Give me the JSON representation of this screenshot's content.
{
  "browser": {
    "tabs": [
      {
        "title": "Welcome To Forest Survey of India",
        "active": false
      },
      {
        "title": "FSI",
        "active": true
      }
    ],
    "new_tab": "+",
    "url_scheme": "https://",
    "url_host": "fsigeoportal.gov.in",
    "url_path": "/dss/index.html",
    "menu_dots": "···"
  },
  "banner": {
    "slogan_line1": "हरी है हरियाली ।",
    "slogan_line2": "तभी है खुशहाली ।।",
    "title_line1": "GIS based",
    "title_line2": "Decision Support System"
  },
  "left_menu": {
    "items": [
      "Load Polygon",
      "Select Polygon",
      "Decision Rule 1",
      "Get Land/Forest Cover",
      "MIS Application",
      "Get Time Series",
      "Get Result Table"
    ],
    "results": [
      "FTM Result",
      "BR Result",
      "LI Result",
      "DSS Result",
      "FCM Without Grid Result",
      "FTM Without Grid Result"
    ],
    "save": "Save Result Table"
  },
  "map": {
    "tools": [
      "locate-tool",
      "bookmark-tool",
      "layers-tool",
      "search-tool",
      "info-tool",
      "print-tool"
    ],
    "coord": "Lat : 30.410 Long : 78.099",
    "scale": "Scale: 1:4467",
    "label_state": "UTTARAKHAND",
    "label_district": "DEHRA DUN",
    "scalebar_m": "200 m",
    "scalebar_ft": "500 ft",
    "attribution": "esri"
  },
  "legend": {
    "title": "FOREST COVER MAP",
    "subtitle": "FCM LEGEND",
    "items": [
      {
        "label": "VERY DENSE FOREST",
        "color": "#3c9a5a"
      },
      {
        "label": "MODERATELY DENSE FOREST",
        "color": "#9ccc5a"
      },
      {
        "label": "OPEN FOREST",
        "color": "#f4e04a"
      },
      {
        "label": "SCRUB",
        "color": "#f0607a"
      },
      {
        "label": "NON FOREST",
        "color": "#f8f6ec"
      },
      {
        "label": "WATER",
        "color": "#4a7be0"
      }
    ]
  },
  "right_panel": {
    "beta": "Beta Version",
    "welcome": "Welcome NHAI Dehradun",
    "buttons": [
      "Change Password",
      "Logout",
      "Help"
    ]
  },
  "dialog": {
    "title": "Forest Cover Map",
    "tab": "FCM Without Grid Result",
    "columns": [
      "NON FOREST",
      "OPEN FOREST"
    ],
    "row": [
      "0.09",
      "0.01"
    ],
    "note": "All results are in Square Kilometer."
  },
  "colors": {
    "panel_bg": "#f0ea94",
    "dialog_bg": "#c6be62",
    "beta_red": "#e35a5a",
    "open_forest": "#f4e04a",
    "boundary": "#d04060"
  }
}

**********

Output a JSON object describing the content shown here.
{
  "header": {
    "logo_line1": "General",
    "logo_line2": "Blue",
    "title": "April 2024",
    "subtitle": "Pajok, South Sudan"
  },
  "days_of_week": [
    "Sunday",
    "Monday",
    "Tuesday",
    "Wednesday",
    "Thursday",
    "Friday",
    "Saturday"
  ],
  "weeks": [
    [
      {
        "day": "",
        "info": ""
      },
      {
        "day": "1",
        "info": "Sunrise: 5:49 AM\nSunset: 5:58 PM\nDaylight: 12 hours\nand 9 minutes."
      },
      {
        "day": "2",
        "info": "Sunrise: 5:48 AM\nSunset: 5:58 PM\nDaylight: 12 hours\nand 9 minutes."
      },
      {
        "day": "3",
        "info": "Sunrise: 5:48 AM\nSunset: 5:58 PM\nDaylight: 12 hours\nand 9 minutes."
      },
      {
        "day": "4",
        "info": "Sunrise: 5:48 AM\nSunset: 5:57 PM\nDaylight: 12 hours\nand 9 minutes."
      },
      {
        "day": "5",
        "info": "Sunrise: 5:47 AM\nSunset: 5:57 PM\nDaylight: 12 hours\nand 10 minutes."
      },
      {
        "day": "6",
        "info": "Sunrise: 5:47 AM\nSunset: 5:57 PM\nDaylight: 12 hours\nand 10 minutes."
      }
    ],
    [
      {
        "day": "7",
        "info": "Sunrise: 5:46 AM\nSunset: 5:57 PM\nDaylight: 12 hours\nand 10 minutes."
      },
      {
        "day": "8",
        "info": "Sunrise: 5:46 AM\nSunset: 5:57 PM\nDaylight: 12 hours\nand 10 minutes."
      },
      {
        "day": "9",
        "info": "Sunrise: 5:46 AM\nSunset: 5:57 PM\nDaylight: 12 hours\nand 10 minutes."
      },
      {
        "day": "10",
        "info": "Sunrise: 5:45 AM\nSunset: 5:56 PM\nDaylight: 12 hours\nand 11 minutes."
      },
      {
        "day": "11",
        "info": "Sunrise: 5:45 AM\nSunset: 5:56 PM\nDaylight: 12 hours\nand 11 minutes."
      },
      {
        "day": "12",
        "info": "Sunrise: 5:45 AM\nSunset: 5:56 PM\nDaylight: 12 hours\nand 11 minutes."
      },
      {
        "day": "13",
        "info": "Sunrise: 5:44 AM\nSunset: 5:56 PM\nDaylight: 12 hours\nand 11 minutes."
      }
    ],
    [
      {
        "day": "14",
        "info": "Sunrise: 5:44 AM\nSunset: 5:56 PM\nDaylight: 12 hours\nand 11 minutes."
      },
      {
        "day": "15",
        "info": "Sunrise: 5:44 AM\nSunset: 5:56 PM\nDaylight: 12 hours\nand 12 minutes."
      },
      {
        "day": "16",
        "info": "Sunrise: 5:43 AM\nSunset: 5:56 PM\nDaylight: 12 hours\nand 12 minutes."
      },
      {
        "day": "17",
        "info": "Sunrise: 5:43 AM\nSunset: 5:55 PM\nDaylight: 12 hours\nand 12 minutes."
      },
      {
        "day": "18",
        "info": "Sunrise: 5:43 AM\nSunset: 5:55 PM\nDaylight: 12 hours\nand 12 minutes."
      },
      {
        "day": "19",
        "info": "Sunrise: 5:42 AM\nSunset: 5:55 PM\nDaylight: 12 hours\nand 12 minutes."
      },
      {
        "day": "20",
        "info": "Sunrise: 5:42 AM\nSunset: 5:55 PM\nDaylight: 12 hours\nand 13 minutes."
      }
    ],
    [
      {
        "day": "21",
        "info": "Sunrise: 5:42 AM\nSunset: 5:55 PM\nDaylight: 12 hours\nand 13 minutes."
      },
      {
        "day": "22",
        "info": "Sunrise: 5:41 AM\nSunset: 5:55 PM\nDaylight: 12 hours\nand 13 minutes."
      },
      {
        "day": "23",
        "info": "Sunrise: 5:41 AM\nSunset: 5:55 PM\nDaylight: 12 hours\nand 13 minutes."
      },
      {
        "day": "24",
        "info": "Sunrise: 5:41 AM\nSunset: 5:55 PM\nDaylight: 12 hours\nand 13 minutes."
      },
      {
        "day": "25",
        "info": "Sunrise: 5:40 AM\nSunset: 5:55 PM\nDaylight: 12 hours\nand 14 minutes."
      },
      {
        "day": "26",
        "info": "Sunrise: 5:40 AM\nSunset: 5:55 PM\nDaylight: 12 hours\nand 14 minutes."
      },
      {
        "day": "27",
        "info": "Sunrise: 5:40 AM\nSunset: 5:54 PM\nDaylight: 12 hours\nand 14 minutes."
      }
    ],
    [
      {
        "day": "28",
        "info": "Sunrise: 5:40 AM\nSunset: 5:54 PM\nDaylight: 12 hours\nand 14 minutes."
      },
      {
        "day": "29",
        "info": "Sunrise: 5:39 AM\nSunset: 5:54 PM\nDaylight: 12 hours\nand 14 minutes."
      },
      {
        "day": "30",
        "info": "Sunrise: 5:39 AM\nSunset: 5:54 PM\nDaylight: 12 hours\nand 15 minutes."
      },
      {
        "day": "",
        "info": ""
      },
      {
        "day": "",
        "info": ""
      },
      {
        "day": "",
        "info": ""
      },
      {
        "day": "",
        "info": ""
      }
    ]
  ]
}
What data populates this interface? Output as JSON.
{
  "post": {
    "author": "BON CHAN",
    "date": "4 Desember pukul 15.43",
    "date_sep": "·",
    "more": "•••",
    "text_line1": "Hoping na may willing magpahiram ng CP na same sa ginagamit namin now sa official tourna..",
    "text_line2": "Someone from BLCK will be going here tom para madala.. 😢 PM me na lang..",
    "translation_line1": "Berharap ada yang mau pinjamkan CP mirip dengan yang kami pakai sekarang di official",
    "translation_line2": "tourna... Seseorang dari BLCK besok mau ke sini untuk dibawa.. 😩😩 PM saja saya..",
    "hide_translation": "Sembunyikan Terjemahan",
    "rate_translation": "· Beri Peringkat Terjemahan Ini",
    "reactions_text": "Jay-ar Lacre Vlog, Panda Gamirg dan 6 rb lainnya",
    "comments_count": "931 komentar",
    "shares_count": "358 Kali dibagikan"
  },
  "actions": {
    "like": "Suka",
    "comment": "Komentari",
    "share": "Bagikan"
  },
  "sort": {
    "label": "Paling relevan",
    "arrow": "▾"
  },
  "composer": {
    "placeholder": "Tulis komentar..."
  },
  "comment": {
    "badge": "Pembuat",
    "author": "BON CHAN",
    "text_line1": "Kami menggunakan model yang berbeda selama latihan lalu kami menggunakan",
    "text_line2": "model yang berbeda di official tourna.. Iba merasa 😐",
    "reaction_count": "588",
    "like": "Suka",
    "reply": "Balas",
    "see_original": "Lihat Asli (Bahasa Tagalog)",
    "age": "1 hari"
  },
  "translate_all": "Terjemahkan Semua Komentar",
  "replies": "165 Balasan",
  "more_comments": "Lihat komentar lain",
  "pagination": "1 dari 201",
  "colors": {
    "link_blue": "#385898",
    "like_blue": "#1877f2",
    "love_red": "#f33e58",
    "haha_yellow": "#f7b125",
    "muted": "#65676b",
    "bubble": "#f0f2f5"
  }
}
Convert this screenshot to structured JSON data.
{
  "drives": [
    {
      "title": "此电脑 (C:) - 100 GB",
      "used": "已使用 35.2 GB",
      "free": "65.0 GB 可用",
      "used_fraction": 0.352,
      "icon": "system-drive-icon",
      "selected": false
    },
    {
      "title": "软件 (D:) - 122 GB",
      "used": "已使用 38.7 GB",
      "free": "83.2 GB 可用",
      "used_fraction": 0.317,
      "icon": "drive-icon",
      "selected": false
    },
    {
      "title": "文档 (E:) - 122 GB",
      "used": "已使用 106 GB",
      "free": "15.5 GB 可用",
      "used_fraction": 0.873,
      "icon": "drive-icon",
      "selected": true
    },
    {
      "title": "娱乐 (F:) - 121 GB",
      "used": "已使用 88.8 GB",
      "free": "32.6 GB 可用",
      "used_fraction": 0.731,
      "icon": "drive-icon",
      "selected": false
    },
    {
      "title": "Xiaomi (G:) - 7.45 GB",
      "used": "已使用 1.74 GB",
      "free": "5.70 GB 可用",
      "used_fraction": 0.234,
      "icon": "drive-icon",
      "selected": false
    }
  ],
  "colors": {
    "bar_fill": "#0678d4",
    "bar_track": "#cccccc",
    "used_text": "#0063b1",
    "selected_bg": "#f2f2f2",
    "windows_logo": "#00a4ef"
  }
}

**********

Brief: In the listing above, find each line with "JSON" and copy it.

Response below:
Give me the JSON representation of this screenshot's content.
Output a JSON object describing the content shown here.
What data populates this interface? Output as JSON.
Convert this screenshot to structured JSON data.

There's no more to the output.